News flash: Petrochemical billionaires and conservative activists Charles and David Koch are spending and lobbying like mad to stop renewable energy momentum in its tracks. But it seems that even so-called red states are getting sick of their dirty energy game.
“There are numerous examples of how the Kochs and their allies in the fossil fuel industry have failed, because of political and economic forces supporting clean energy,” Energy and Policy Institute executive director Gabe Eisner told me. “Kansas is a great example, where bipartisan support stopped an onslaught by the Kochs, their front groups and their lobbyists.”
Yes, last month the state’s House of Representatives voted 63-60 to defeat a bill that would have crippled its renewable energy standard. But not long after, thanks to the Kochs’ money chute, the political no-name David Brat quickly made his name by taking down House majority leader Eric Cantor in a historic defeat. The Kochs have also mobilized $500 million “to make sure Hillary Clinton is never president.” And then there is the Kochs’ tag-team with the American Legislative Exchange Council (ALEC) to legislate sorry solar taxes in as many states as possible to stop the net metering future.
The fossil fool list goes on and on.

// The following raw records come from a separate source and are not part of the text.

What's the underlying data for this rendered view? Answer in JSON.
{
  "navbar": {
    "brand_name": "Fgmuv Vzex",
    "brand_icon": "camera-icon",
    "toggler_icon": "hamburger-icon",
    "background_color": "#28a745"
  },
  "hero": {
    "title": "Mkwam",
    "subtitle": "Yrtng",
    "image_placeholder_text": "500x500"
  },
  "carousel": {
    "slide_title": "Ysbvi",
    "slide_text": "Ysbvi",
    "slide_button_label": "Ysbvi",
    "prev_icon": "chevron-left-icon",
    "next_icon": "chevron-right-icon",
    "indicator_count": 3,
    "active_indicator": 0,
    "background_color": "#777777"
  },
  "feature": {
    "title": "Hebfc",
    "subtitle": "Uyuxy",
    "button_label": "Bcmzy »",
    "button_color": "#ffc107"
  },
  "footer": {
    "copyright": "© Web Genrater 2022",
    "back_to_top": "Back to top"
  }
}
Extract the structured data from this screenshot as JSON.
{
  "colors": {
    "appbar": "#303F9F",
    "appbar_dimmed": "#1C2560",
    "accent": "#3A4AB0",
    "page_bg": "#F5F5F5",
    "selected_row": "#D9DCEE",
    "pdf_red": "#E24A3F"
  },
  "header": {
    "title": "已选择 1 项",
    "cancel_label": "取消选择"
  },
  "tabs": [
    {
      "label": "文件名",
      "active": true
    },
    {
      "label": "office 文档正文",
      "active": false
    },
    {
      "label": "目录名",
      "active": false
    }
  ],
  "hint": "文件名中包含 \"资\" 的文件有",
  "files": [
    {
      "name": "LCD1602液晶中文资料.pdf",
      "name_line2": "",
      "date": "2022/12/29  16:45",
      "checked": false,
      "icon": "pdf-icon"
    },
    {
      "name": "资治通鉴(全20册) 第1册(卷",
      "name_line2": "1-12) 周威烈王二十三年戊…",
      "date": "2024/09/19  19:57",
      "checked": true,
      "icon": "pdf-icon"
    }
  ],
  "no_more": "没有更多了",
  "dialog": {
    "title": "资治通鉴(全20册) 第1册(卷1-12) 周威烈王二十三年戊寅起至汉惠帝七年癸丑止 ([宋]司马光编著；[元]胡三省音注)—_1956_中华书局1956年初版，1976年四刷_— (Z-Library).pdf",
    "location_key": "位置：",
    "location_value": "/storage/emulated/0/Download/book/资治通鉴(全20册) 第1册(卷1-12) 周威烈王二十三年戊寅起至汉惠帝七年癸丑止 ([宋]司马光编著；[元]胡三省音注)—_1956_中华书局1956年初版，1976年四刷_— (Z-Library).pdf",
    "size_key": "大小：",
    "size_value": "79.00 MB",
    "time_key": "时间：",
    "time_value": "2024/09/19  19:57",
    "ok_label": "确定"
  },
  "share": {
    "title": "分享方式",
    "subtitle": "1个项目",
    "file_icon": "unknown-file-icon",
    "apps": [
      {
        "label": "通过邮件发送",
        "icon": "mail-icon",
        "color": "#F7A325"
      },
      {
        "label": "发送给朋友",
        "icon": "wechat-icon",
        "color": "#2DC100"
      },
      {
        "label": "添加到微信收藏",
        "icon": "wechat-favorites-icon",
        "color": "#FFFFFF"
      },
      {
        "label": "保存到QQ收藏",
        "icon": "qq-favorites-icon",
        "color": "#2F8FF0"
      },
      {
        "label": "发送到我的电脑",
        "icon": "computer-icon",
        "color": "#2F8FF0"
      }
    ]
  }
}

You can follow its money trails state by state in the EPI’s informative report, “Attacks on Renewable Energy Policy by Fossil Fuel Interests 2013–2014.” The micropolitics help you know just who in your neighborhood is on the Kochs’ payroll, so you can vote them out of office. The bigger picture can make you money, especially if you reroute your retirement portfolios and other business toward renewable energy upstarts. The EPI’s report is aimed directly at the Kochs’ wallet, and for good reason: “Fossil fuel and utility interests, concerned about the rise of cheap clean energy, are financing attacks on pro–clean energy policies, in an effort to delay the growth of a market competitor,” its executive summary explained.
Below is a handy map of the groups waging an uphill fight against home solar (click the map for a larger version):
Unplug the funding, and the Kochs will fold like dinosaurs stuck in petrochem tar pits. All while the cleantech infrastructure demanded by climate change is built by smarter capitalists like SolarCity, whose market ascendance is cemented with its acquisition of panel manufacturer Silevo. Or SunPower, or First Solar, or any other company looking to become the Apple of solar power, as investors and homeowners divest from the Kochs to build greener grids. The EPI’s transparent breakdown can help find the pressure points, and the people can take care of the rest.
“Citizens can engage their legislators, decision makers, business leaders and others to support pro–clean energy policies,” Eisner told me, reminding voters that the Obama administration is on the people’s side. “The Administration has pushed to eliminate national oil and gas subsidies, but Republicans in the Senate filibustered the bill.”
“‘With public opinion there’s nothing I cannot do, and without public opinion there’s nothing I can get done,’” President Obama recently said, quoting the great Abraham Lincoln in the star-studded global warming documentary “Years of Living Dangerously.” Later, President Obama stumped for climate action at the University of California Irvine, whose wider UC system, like many coal investors, is weaponizing divestment from fossil fuels as a global strategy.
“There are many avenues to support climate solutions,” Eisner added. “Divestment is just one of them.”
Whatever works, dude. Whatever works.
This article appeared at Solar Energy